"""

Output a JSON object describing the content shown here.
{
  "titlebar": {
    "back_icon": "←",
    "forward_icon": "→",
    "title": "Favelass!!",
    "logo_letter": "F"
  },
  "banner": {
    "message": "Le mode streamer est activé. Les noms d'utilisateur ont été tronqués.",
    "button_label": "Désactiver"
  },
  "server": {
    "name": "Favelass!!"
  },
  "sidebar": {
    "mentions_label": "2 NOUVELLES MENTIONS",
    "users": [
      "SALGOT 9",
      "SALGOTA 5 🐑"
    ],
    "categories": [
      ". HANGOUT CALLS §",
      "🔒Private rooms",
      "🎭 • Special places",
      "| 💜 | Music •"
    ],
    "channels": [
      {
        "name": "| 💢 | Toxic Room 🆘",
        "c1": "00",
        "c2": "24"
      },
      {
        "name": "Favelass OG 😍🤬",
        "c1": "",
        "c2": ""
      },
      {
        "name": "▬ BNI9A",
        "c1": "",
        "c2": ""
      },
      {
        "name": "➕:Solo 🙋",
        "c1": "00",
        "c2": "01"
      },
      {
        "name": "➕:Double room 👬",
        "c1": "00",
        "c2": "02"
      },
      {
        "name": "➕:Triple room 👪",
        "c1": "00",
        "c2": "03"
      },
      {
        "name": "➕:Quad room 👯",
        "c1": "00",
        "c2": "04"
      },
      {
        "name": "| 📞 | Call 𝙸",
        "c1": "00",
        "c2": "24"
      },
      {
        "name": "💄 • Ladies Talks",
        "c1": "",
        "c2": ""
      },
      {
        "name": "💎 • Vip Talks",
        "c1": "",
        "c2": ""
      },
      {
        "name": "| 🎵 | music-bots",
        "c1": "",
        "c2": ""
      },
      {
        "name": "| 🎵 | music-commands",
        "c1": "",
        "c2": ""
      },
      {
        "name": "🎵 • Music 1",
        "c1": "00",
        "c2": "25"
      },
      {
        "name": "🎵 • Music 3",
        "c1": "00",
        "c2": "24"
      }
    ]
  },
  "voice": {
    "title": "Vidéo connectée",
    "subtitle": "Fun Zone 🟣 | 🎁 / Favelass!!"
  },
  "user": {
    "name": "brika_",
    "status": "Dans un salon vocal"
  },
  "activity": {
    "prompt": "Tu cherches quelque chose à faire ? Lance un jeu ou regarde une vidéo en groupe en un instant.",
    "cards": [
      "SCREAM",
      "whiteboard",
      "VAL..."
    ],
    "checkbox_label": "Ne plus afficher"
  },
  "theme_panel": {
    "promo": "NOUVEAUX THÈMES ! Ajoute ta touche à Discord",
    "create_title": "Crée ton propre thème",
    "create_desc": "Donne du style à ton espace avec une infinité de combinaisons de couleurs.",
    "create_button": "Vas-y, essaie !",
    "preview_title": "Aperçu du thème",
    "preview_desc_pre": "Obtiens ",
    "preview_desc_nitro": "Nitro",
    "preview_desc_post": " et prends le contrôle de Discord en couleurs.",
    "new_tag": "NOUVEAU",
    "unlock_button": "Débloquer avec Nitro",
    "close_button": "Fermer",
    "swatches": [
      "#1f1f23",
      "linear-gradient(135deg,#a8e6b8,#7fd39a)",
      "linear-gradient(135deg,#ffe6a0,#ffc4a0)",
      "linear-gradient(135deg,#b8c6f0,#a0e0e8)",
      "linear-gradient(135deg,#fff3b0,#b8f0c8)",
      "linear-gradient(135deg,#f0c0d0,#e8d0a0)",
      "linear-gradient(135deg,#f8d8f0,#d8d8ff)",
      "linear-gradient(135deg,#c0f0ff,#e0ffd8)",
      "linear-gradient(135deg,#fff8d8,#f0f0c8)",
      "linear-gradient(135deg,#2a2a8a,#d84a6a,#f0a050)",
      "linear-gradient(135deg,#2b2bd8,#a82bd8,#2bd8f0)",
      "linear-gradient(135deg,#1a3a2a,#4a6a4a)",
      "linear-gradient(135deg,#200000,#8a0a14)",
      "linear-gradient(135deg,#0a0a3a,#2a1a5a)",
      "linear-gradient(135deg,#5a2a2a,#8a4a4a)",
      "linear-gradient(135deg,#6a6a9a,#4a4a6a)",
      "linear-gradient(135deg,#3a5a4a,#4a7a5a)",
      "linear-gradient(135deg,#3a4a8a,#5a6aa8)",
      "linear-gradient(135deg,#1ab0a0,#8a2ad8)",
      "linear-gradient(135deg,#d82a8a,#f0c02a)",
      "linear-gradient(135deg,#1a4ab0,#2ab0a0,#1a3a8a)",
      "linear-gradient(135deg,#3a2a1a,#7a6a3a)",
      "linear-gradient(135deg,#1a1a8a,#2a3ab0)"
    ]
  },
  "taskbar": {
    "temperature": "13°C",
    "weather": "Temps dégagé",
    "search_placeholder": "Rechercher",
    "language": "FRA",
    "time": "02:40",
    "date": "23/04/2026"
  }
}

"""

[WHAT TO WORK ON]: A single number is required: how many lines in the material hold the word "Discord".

[SOLVED EXERCISE]: 2